Photo 1. The Lakehead University Habitron in northern Ontario, Canada. The Habitron consists of 24 interconnected rodent-proof enclosures, a small office, outdoor field laboratory, and three storage sheds. Enclosures have small gates that can be opened to enable dispersal among habitats. Field biologists control rodent densities, age distributions and sex ratios, and determine whether enclosures receive supplemental resources, and whether animals can move from one enclosure to others. Photo credit: Douglas Morris.


Photo 2. Circular foraging trays used to calculate giving-up densities (GUDs) located under a clear polyethylene cover (risky foraging site) and a nearby plywood cover (safe foraging site). Trays are filled with 1.5 L of sieved silica sand thoroughly mixed with 8 g of whole oats and are foraged in by free-ranging meadow voles (Microtus pennsylvanicus). The difference in GUD between paired risky and safe trays provides an estimate of predation risk. Photo credit: Douglas Morris.

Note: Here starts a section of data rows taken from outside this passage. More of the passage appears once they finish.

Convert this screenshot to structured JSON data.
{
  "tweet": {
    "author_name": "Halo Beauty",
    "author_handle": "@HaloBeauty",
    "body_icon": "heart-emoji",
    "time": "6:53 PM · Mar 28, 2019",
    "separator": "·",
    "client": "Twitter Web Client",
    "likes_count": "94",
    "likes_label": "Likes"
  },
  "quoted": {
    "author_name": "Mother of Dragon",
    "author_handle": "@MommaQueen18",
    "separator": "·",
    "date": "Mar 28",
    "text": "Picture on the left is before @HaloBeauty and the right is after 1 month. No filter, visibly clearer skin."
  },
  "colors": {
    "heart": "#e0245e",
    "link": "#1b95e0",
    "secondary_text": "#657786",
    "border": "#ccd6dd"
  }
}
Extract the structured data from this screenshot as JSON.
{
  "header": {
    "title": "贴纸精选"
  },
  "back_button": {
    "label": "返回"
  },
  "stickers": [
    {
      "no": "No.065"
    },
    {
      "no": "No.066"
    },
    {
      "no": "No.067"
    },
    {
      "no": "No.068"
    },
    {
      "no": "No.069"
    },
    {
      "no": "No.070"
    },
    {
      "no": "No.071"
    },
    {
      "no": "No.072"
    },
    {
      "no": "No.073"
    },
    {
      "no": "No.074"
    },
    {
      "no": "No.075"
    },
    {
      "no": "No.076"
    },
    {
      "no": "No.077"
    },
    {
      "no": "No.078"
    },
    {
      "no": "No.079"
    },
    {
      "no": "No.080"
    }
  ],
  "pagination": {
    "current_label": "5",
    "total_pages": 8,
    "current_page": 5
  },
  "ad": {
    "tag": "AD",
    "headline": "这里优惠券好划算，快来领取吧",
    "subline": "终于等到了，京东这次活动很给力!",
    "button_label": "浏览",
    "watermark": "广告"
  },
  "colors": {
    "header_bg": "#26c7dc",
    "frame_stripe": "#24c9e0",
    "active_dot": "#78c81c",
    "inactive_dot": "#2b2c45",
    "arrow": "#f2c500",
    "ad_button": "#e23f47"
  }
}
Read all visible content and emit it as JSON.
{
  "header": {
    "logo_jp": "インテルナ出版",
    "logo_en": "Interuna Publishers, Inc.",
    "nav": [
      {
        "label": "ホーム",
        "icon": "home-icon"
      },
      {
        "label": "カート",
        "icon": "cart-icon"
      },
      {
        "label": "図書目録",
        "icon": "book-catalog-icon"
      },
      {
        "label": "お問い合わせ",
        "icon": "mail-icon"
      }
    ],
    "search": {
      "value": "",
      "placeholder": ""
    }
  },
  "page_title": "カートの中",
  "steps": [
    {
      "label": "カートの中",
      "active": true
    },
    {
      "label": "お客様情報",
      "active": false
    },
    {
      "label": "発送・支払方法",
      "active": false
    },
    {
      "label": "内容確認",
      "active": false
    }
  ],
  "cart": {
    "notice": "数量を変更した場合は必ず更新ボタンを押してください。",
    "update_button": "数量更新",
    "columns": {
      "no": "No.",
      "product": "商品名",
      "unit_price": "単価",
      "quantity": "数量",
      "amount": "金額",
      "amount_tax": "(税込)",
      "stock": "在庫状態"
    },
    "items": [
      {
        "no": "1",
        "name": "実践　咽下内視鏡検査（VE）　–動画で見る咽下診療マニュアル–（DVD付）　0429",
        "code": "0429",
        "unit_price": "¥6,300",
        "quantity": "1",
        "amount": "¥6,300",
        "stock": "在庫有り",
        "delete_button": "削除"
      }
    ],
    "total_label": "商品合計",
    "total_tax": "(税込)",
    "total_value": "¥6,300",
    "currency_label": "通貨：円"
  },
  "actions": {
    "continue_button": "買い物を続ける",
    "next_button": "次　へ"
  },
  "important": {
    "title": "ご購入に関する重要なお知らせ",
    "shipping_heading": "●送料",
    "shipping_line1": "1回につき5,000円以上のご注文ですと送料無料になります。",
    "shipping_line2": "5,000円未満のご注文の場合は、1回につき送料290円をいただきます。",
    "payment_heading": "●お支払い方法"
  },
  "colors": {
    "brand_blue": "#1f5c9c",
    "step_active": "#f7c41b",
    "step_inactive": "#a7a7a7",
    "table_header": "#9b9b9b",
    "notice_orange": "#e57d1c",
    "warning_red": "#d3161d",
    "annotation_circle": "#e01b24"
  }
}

Photo 3. A risky open foraging tray with an automatic radio frequency identification (RFID) antenna attached to an event recorder. The recorder logs the entrance and departure times of all RFID-tagged rodents that forage in the tray. Total foraging time is a simple cumulation of the respective foraging intervals. Photo credit: Douglas Morris.


Photo 4. A closed safe foraging station with an automated RFID antenna (hidden from view under the cover) and its event recorder. Covers are suspended on small wooden supports to allow entry by voles. The supports are located parallel to the RFID antenna in order to eliminate false recordings of animals that might be resting or moving adjacent to the antenna, rather than foraging in the sand-filled tray. Photo credit: Douglas Morris.


Photo 5. Power and communication cables connect a series of electrical transformers and control units to eight data recorders (not in the photo) at the Lakehead University Habitron in northern Ontario, Canada. The middle platform serves as a field desk for a laptop computer used to download data on the identities and foraging activities of RFID-tagged meadow voles. Photo credit: Douglas Morris.

These photographs illustrate the article “Time-averaging voles match density with long-term habitat quality” by Douglas W. Morris published in Ecology.